### Exercise instructions
When you copy the entries, omit the images and keep every word as it is.

### Dataset rows describing interfaces
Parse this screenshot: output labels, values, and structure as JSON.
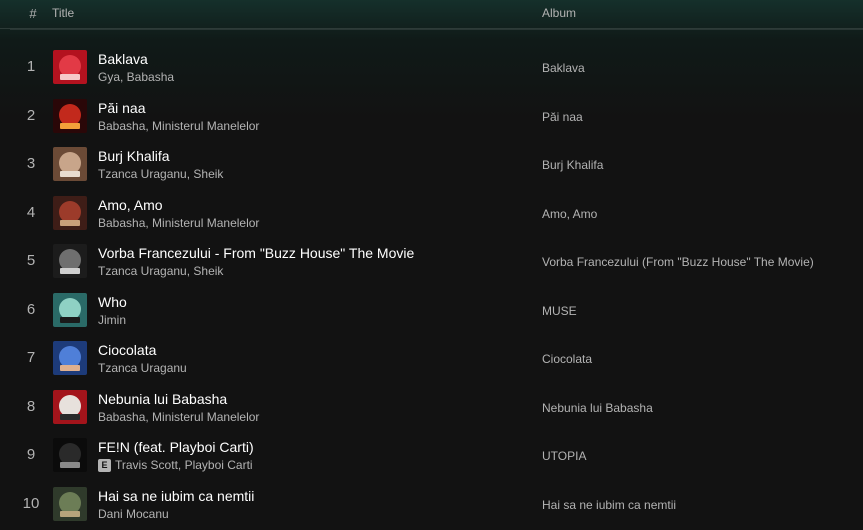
{
  "header": {
    "number_label": "#",
    "title_label": "Title",
    "album_label": "Album"
  },
  "tracks": [
    {
      "number": "1",
      "title": "Baklava",
      "artists": "Gya, Babasha",
      "album": "Baklava",
      "explicit": false,
      "art_colors": [
        "#b3121f",
        "#e23a46",
        "#f6c9c9"
      ]
    },
    {
      "number": "2",
      "title": "Păi naa",
      "artists": "Babasha, Ministerul Manelelor",
      "album": "Păi naa",
      "explicit": false,
      "art_colors": [
        "#2a0708",
        "#c2291c",
        "#f2a13a"
      ]
    },
    {
      "number": "3",
      "title": "Burj Khalifa",
      "artists": "Tzanca Uraganu, Sheik",
      "album": "Burj Khalifa",
      "explicit": false,
      "art_colors": [
        "#6b4a36",
        "#c8a58a",
        "#e9dccf"
      ]
    },
    {
      "number": "4",
      "title": "Amo, Amo",
      "artists": "Babasha, Ministerul Manelelor",
      "album": "Amo, Amo",
      "explicit": false,
      "art_colors": [
        "#3e1d17",
        "#9c3b2a",
        "#c9a07a"
      ]
    },
    {
      "number": "5",
      "title": "Vorba Francezului - From \"Buzz House\" The Movie",
      "artists": "Tzanca Uraganu, Sheik",
      "album": "Vorba Francezului (From \"Buzz House\" The Movie)",
      "explicit": false,
      "art_colors": [
        "#1c1c1c",
        "#6f6f6f",
        "#cfcfcf"
      ]
    },
    {
      "number": "6",
      "title": "Who",
      "artists": "Jimin",
      "album": "MUSE",
      "explicit": false,
      "art_colors": [
        "#2a6a67",
        "#8fd1c4",
        "#1a1a1a"
      ]
    },
    {
      "number": "7",
      "title": "Ciocolata",
      "artists": "Tzanca Uraganu",
      "album": "Ciocolata",
      "explicit": false,
      "art_colors": [
        "#1d3b7a",
        "#4f7fd8",
        "#e0b08e"
      ]
    },
    {
      "number": "8",
      "title": "Nebunia lui Babasha",
      "artists": "Babasha, Ministerul Manelelor",
      "album": "Nebunia lui Babasha",
      "explicit": false,
      "art_colors": [
        "#a3141b",
        "#e7e1dc",
        "#2a2a2a"
      ]
    },
    {
      "number": "9",
      "title": "FE!N (feat. Playboi Carti)",
      "artists": "Travis Scott, Playboi Carti",
      "album": "UTOPIA",
      "explicit": true,
      "explicit_label": "E",
      "art_colors": [
        "#0b0b0b",
        "#2a2a2a",
        "#8a8a8a"
      ]
    },
    {
      "number": "10",
      "title": "Hai sa ne iubim ca nemtii",
      "artists": "Dani Mocanu",
      "album": "Hai sa ne iubim ca nemtii",
      "explicit": false,
      "art_colors": [
        "#2f3a2b",
        "#6c7d56",
        "#b7a57c"
      ]
    }
  ]
}
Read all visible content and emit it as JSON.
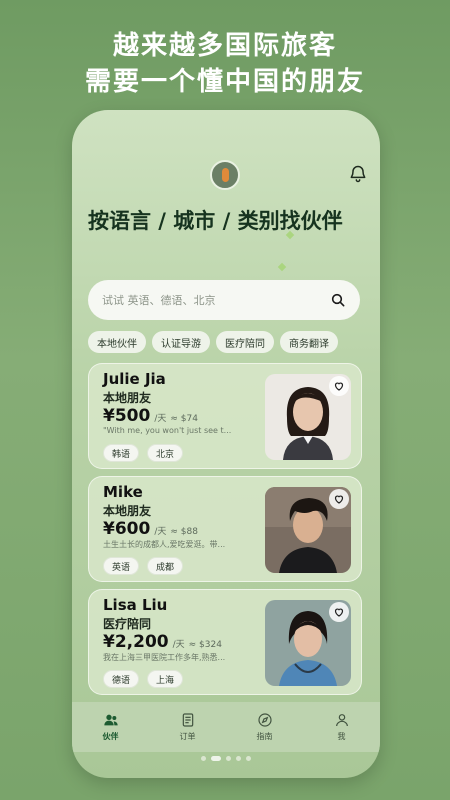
{
  "headline": {
    "line1": "越来越多国际旅客",
    "line2": "需要一个懂中国的朋友"
  },
  "header": {
    "logo_icon": "app-logo",
    "bell_icon": "bell-icon"
  },
  "page_title": "按语言 / 城市 / 类别找伙伴",
  "search": {
    "placeholder": "试试 英语、德语、北京",
    "icon": "search-icon"
  },
  "chips": [
    "本地伙伴",
    "认证导游",
    "医疗陪同",
    "商务翻译"
  ],
  "cards": [
    {
      "name": "Julie Jia",
      "role": "本地朋友",
      "price": "¥500",
      "unit": "/天",
      "usd": "≈ $74",
      "desc": "\"With me, you won't just see t...",
      "tags": [
        "韩语",
        "北京"
      ],
      "photo_colors": {
        "bg": "#ece9e4",
        "hair": "#241a15",
        "skin": "#e7c6ae",
        "shirt": "#3a3a40"
      }
    },
    {
      "name": "Mike",
      "role": "本地朋友",
      "price": "¥600",
      "unit": "/天",
      "usd": "≈ $88",
      "desc": "土生土长的成都人,爱吃爱逛。带...",
      "tags": [
        "英语",
        "成都"
      ],
      "photo_colors": {
        "bg": "#7a6d62",
        "hair": "#1c1612",
        "skin": "#d9b091",
        "shirt": "#1b1b1d"
      }
    },
    {
      "name": "Lisa Liu",
      "role": "医疗陪同",
      "price": "¥2,200",
      "unit": "/天",
      "usd": "≈ $324",
      "desc": "我在上海三甲医院工作多年,熟悉...",
      "tags": [
        "德语",
        "上海"
      ],
      "photo_colors": {
        "bg": "#8fa3a0",
        "hair": "#1a1412",
        "skin": "#e3bea5",
        "shirt": "#4f86b7"
      }
    }
  ],
  "tabs": [
    {
      "label": "伙伴",
      "icon": "people-icon",
      "active": true
    },
    {
      "label": "订单",
      "icon": "orders-icon",
      "active": false
    },
    {
      "label": "指南",
      "icon": "compass-icon",
      "active": false
    },
    {
      "label": "我",
      "icon": "person-icon",
      "active": false
    }
  ],
  "pager": {
    "count": 5,
    "active": 0
  },
  "colors": {
    "accent": "#1d5b31",
    "background": "#7aa46b"
  }
}
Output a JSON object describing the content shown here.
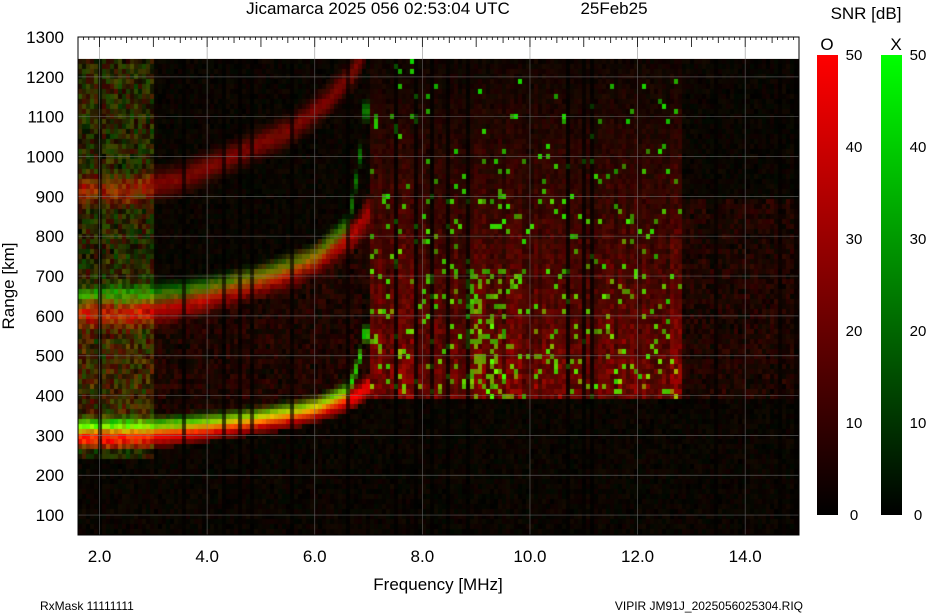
{
  "chart_data": {
    "type": "heatmap",
    "title": "Jicamarca 2025 056 02:53:04 UTC",
    "date": "25Feb25",
    "xlabel": "Frequency [MHz]",
    "ylabel": "Range [km]",
    "xlim": [
      1.6,
      15.0
    ],
    "ylim": [
      50,
      1300
    ],
    "data_ylim_top": 1245,
    "xticks": [
      2.0,
      4.0,
      6.0,
      8.0,
      10.0,
      12.0,
      14.0
    ],
    "xtick_labels": [
      "2.0",
      "4.0",
      "6.0",
      "8.0",
      "10.0",
      "12.0",
      "14.0"
    ],
    "yticks": [
      100,
      200,
      300,
      400,
      500,
      600,
      700,
      800,
      900,
      1000,
      1100,
      1200,
      1300
    ],
    "ytick_labels": [
      "100",
      "200",
      "300",
      "400",
      "500",
      "600",
      "700",
      "800",
      "900",
      "1000",
      "1100",
      "1200",
      "1300"
    ],
    "grid": true,
    "colorbar": {
      "title": "SNR [dB]",
      "range": [
        0,
        50
      ],
      "ticks": [
        0,
        10,
        20,
        30,
        40,
        50
      ],
      "tick_labels": [
        "0",
        "10",
        "20",
        "30",
        "40",
        "50"
      ],
      "channels": [
        {
          "name": "O",
          "color_low": "#000000",
          "color_high": "#ff0000"
        },
        {
          "name": "X",
          "color_low": "#000000",
          "color_high": "#00ff00"
        }
      ]
    },
    "series": [
      {
        "name": "O",
        "color": "#ff0000",
        "trace_points": [
          [
            1.7,
            300
          ],
          [
            2.5,
            300
          ],
          [
            3.5,
            310
          ],
          [
            4.5,
            330
          ],
          [
            5.5,
            350
          ],
          [
            6.2,
            375
          ],
          [
            6.7,
            400
          ],
          [
            7.0,
            430
          ]
        ]
      },
      {
        "name": "X",
        "color": "#00ff00",
        "trace_points": [
          [
            2.0,
            330
          ],
          [
            3.0,
            330
          ],
          [
            4.0,
            340
          ],
          [
            5.0,
            355
          ],
          [
            6.0,
            380
          ],
          [
            6.6,
            420
          ],
          [
            6.8,
            500
          ],
          [
            6.85,
            560
          ]
        ]
      }
    ]
  },
  "footer": {
    "left": "RxMask 11111111",
    "right": "VIPIR  JM91J_2025056025304.RIQ"
  }
}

### The completed task
Parse this screenshot: output labels, values, and structure as JSON.
{
  "header": {
    "number_label": "#",
    "title_label": "Title",
    "album_label": "Album"
  },
  "tracks": [
    {
      "number": "1",
      "title": "Baklava",
      "artists": "Gya, Babasha",
      "album": "Baklava",
      "explicit": false,
      "art_colors": [
        "#b3121f",
        "#e23a46",
        "#f6c9c9"
      ]
    },
    {
      "number": "2",
      "title": "Păi naa",
      "artists": "Babasha, Ministerul Manelelor",
      "album": "Păi naa",
      "explicit": false,
      "art_colors": [
        "#2a0708",
        "#c2291c",
        "#f2a13a"
      ]
    },
    {
      "number": "3",
      "title": "Burj Khalifa",
      "artists": "Tzanca Uraganu, Sheik",
      "album": "Burj Khalifa",
      "explicit": false,
      "art_colors": [
        "#6b4a36",
        "#c8a58a",
        "#e9dccf"
      ]
    },
    {
      "number": "4",
      "title": "Amo, Amo",
      "artists": "Babasha, Ministerul Manelelor",
      "album": "Amo, Amo",
      "explicit": false,
      "art_colors": [
        "#3e1d17",
        "#9c3b2a",
        "#c9a07a"
      ]
    },
    {
      "number": "5",
      "title": "Vorba Francezului - From \"Buzz House\" The Movie",
      "artists": "Tzanca Uraganu, Sheik",
      "album": "Vorba Francezului (From \"Buzz House\" The Movie)",
      "explicit": false,
      "art_colors": [
        "#1c1c1c",
        "#6f6f6f",
        "#cfcfcf"
      ]
    },
    {
      "number": "6",
      "title": "Who",
      "artists": "Jimin",
      "album": "MUSE",
      "explicit": false,
      "art_colors": [
        "#2a6a67",
        "#8fd1c4",
        "#1a1a1a"
      ]
    },
    {
      "number": "7",
      "title": "Ciocolata",
      "artists": "Tzanca Uraganu",
      "album": "Ciocolata",
      "explicit": false,
      "art_colors": [
        "#1d3b7a",
        "#4f7fd8",
        "#e0b08e"
      ]
    },
    {
      "number": "8",
      "title": "Nebunia lui Babasha",
      "artists": "Babasha, Ministerul Manelelor",
      "album": "Nebunia lui Babasha",
      "explicit": false,
      "art_colors": [
        "#a3141b",
        "#e7e1dc",
        "#2a2a2a"
      ]
    },
    {
      "number": "9",
      "title": "FE!N (feat. Playboi Carti)",
      "artists": "Travis Scott, Playboi Carti",
      "album": "UTOPIA",
      "explicit": true,
      "explicit_label": "E",
      "art_colors": [
        "#0b0b0b",
        "#2a2a2a",
        "#8a8a8a"
      ]
    },
    {
      "number": "10",
      "title": "Hai sa ne iubim ca nemtii",
      "artists": "Dani Mocanu",
      "album": "Hai sa ne iubim ca nemtii",
      "explicit": false,
      "art_colors": [
        "#2f3a2b",
        "#6c7d56",
        "#b7a57c"
      ]
    }
  ]
}
Read all visible content and emit it as JSON.
{
  "headline": {
    "line1": "越来越多国际旅客",
    "line2": "需要一个懂中国的朋友"
  },
  "header": {
    "logo_icon": "app-logo",
    "bell_icon": "bell-icon"
  },
  "page_title": "按语言 / 城市 / 类别找伙伴",
  "search": {
    "placeholder": "试试 英语、德语、北京",
    "icon": "search-icon"
  },
  "chips": [
    "本地伙伴",
    "认证导游",
    "医疗陪同",
    "商务翻译"
  ],
  "cards": [
    {
      "name": "Julie Jia",
      "role": "本地朋友",
      "price": "¥500",
      "unit": "/天",
      "usd": "≈ $74",
      "desc": "\"With me, you won't just see t...",
      "tags": [
        "韩语",
        "北京"
      ],
      "photo_colors": {
        "bg": "#ece9e4",
        "hair": "#241a15",
        "skin": "#e7c6ae",
        "shirt": "#3a3a40"
      }
    },
    {
      "name": "Mike",
      "role": "本地朋友",
      "price": "¥600",
      "unit": "/天",
      "usd": "≈ $88",
      "desc": "土生土长的成都人,爱吃爱逛。带...",
      "tags": [
        "英语",
        "成都"
      ],
      "photo_colors": {
        "bg": "#7a6d62",
        "hair": "#1c1612",
        "skin": "#d9b091",
        "shirt": "#1b1b1d"
      }
    },
    {
      "name": "Lisa Liu",
      "role": "医疗陪同",
      "price": "¥2,200",
      "unit": "/天",
      "usd": "≈ $324",
      "desc": "我在上海三甲医院工作多年,熟悉...",
      "tags": [
        "德语",
        "上海"
      ],
      "photo_colors": {
        "bg": "#8fa3a0",
        "hair": "#1a1412",
        "skin": "#e3bea5",
        "shirt": "#4f86b7"
      }
    }
  ],
  "tabs": [
    {
      "label": "伙伴",
      "icon": "people-icon",
      "active": true
    },
    {
      "label": "订单",
      "icon": "orders-icon",
      "active": false
    },
    {
      "label": "指南",
      "icon": "compass-icon",
      "active": false
    },
    {
      "label": "我",
      "icon": "person-icon",
      "active": false
    }
  ],
  "pager": {
    "count": 5,
    "active": 0
  },
  "colors": {
    "accent": "#1d5b31",
    "background": "#7aa46b"
  }
}
Output a JSON object describing the content shown here.
{
  "chart_data": {
    "type": "heatmap",
    "title": "Jicamarca 2025 056 02:53:04 UTC",
    "date": "25Feb25",
    "xlabel": "Frequency [MHz]",
    "ylabel": "Range [km]",
    "xlim": [
      1.6,
      15.0
    ],
    "ylim": [
      50,
      1300
    ],
    "data_ylim_top": 1245,
    "xticks": [
      2.0,
      4.0,
      6.0,
      8.0,
      10.0,
      12.0,
      14.0
    ],
    "xtick_labels": [
      "2.0",
      "4.0",
      "6.0",
      "8.0",
      "10.0",
      "12.0",
      "14.0"
    ],
    "yticks": [
      100,
      200,
      300,
      400,
      500,
      600,
      700,
      800,
      900,
      1000,
      1100,
      1200,
      1300
    ],
    "ytick_labels": [
      "100",
      "200",
      "300",
      "400",
      "500",
      "600",
      "700",
      "800",
      "900",
      "1000",
      "1100",
      "1200",
      "1300"
    ],
    "grid": true,
    "colorbar": {
      "title": "SNR [dB]",
      "range": [
        0,
        50
      ],
      "ticks": [
        0,
        10,
        20,
        30,
        40,
        50
      ],
      "tick_labels": [
        "0",
        "10",
        "20",
        "30",
        "40",
        "50"
      ],
      "channels": [
        {
          "name": "O",
          "color_low": "#000000",
          "color_high": "#ff0000"
        },
        {
          "name": "X",
          "color_low": "#000000",
          "color_high": "#00ff00"
        }
      ]
    },
    "series": [
      {
        "name": "O",
        "color": "#ff0000",
        "trace_points": [
          [
            1.7,
            300
          ],
          [
            2.5,
            300
          ],
          [
            3.5,
            310
          ],
          [
            4.5,
            330
          ],
          [
            5.5,
            350
          ],
          [
            6.2,
            375
          ],
          [
            6.7,
            400
          ],
          [
            7.0,
            430
          ]
        ]
      },
      {
        "name": "X",
        "color": "#00ff00",
        "trace_points": [
          [
            2.0,
            330
          ],
          [
            3.0,
            330
          ],
          [
            4.0,
            340
          ],
          [
            5.0,
            355
          ],
          [
            6.0,
            380
          ],
          [
            6.6,
            420
          ],
          [
            6.8,
            500
          ],
          [
            6.85,
            560
          ]
        ]
      }
    ]
  },
  "footer": {
    "left": "RxMask 11111111",
    "right": "VIPIR  JM91J_2025056025304.RIQ"
  }
}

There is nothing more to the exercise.